There is currently much debate about the impact of heading in football with research showing a strong link to causing dementia 

Credit: AFP

Uefa will push for an extra permanent substitute for concussion when they meet lawmakers next week. 

Europe’s governing body want the change in the rules as part of their steps to address the link between football and dementia. 

The extra sub is on the agenda for the meetings on Nov 23 between Uefa and the International Football Association Board (IFAB), who determine the laws of the game.

While Uefa is not part of IFAB, they have representatives on the football advisory panel in Luis Figo and Maxwell, along with Roberto Rosetti who is also on the technical advisory panel. The original request for the permanent sub was made in May 2019 and will be discussed again next week. 

Earlier this year Uefa said heading should be reduced in youth football. They also recommended neck-strengthening exercises to help protect young players.

The recommendations were included in the heading guidelines for young footballers, which were approved by Uefa following studies conducted at the University of Saarland in Germany and the Hampden Sports Clinic in Scotland.

Uefa’s overall aim was to “limit the header burden in youth football” and included guidelines on ball size, ball pressure and the suggestion of using foam balls for training drills. 

On the header “burden”, they asked to: “Reduce heading drills as far as possible, taking into consideration the heading exposure at matches. This is of particular importance for the younger players. 
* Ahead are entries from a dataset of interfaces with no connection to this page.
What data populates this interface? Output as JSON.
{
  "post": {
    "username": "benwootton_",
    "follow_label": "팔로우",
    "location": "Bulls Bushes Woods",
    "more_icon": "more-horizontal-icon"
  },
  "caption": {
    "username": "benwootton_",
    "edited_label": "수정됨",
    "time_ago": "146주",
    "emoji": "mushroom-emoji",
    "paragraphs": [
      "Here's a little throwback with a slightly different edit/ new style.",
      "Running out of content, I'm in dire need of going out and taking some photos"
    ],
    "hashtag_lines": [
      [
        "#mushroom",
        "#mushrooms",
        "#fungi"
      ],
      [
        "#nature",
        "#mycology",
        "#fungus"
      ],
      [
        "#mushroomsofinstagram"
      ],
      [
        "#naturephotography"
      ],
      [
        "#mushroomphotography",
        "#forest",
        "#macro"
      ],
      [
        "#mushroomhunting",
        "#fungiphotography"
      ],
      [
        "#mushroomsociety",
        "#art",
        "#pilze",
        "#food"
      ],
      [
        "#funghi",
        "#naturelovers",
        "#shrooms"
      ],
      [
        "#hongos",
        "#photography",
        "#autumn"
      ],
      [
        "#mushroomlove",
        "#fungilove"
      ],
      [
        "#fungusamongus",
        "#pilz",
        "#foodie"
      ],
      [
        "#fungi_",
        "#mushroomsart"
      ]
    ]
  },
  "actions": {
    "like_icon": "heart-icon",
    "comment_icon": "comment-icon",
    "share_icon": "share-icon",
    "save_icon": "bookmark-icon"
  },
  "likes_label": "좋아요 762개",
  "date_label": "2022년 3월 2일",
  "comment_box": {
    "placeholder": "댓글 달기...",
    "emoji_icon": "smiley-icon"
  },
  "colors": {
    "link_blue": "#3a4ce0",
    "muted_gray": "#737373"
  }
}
“The objective to reduce headers during training and match play can be achieved by means of introducing different rule changes such as reducing the pitch size, player’s number, goal height etc. Coaches should be educated about the necessity to proceed gradually with heading drills through the different age groups.”

Their guidelines also added “it is noteworthy that girls are more prone to concussions and possibly also to header burden than boys”.

Former England captain Gary Lineker has called for an end to heading during training, saying: “There’s absolutely no reason to head the ball in training. I headed it a lot in my teenage years, which worries me, but very rarely after that as it seemed unwise. Only ever in games.”